Given records:

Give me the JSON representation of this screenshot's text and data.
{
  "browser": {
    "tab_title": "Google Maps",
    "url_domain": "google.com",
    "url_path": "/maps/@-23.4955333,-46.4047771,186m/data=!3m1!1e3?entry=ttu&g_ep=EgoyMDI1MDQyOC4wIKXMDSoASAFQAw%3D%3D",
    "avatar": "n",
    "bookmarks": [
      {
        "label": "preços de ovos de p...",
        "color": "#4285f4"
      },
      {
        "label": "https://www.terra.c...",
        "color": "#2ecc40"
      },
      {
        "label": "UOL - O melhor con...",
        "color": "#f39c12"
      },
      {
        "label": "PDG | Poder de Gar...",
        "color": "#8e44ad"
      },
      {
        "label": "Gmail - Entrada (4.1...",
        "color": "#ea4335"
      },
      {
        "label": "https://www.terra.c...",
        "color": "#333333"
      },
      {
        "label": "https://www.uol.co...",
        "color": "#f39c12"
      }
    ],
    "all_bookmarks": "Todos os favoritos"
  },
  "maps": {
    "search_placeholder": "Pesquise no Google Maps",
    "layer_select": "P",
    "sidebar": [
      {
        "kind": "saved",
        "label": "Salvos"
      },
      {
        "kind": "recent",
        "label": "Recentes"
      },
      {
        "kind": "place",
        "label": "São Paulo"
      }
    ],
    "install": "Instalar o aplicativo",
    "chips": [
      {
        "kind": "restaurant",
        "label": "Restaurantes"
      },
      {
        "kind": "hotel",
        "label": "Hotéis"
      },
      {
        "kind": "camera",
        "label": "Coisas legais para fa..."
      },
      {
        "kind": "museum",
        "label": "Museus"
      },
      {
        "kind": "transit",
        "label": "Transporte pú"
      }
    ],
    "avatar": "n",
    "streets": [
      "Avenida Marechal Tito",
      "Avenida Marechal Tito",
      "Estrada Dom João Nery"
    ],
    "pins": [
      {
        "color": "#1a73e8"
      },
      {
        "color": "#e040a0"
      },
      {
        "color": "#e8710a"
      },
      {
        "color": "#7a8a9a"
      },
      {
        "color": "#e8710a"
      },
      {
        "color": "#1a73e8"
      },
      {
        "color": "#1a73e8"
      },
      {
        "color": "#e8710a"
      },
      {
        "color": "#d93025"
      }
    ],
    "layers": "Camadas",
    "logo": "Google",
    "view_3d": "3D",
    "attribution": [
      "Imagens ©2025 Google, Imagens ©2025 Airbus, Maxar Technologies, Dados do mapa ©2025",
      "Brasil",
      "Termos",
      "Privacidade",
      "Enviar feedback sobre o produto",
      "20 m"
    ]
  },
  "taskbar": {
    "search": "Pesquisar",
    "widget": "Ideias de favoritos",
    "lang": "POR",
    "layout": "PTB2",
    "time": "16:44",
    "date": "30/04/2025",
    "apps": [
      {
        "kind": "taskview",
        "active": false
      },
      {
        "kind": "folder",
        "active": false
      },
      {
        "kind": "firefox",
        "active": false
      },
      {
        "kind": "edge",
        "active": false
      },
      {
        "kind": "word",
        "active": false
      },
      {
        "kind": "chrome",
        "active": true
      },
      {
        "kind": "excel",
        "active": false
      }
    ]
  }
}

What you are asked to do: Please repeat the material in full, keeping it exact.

Written response:
Give me the JSON representation of this screenshot's text and data.
{
  "browser": {
    "tab_title": "Google Maps",
    "url_domain": "google.com",
    "url_path": "/maps/@-23.4955333,-46.4047771,186m/data=!3m1!1e3?entry=ttu&g_ep=EgoyMDI1MDQyOC4wIKXMDSoASAFQAw%3D%3D",
    "avatar": "n",
    "bookmarks": [
      {
        "label": "preços de ovos de p...",
        "color": "#4285f4"
      },
      {
        "label": "https://www.terra.c...",
        "color": "#2ecc40"
      },
      {
        "label": "UOL - O melhor con...",
        "color": "#f39c12"
      },
      {
        "label": "PDG | Poder de Gar...",
        "color": "#8e44ad"
      },
      {
        "label": "Gmail - Entrada (4.1...",
        "color": "#ea4335"
      },
      {
        "label": "https://www.terra.c...",
        "color": "#333333"
      },
      {
        "label": "https://www.uol.co...",
        "color": "#f39c12"
      }
    ],
    "all_bookmarks": "Todos os favoritos"
  },
  "maps": {
    "search_placeholder": "Pesquise no Google Maps",
    "layer_select": "P",
    "sidebar": [
      {
        "kind": "saved",
        "label": "Salvos"
      },
      {
        "kind": "recent",
        "label": "Recentes"
      },
      {
        "kind": "place",
        "label": "São Paulo"
      }
    ],
    "install": "Instalar o aplicativo",
    "chips": [
      {
        "kind": "restaurant",
        "label": "Restaurantes"
      },
      {
        "kind": "hotel",
        "label": "Hotéis"
      },
      {
        "kind": "camera",
        "label": "Coisas legais para fa..."
      },
      {
        "kind": "museum",
        "label": "Museus"
      },
      {
        "kind": "transit",
        "label": "Transporte pú"
      }
    ],
    "avatar": "n",
    "streets": [
      "Avenida Marechal Tito",
      "Avenida Marechal Tito",
      "Estrada Dom João Nery"
    ],
    "pins": [
      {
        "color": "#1a73e8"
      },
      {
        "color": "#e040a0"
      },
      {
        "color": "#e8710a"
      },
      {
        "color": "#7a8a9a"
      },
      {
        "color": "#e8710a"
      },
      {
        "color": "#1a73e8"
      },
      {
        "color": "#1a73e8"
      },
      {
        "color": "#e8710a"
      },
      {
        "color": "#d93025"
      }
    ],
    "layers": "Camadas",
    "logo": "Google",
    "view_3d": "3D",
    "attribution": [
      "Imagens ©2025 Google, Imagens ©2025 Airbus, Maxar Technologies, Dados do mapa ©2025",
      "Brasil",
      "Termos",
      "Privacidade",
      "Enviar feedback sobre o produto",
      "20 m"
    ]
  },
  "taskbar": {
    "search": "Pesquisar",
    "widget": "Ideias de favoritos",
    "lang": "POR",
    "layout": "PTB2",
    "time": "16:44",
    "date": "30/04/2025",
    "apps": [
      {
        "kind": "taskview",
        "active": false
      },
      {
        "kind": "folder",
        "active": false
      },
      {
        "kind": "firefox",
        "active": false
      },
      {
        "kind": "edge",
        "active": false
      },
      {
        "kind": "word",
        "active": false
      },
      {
        "kind": "chrome",
        "active": true
      },
      {
        "kind": "excel",
        "active": false
      }
    ]
  }
}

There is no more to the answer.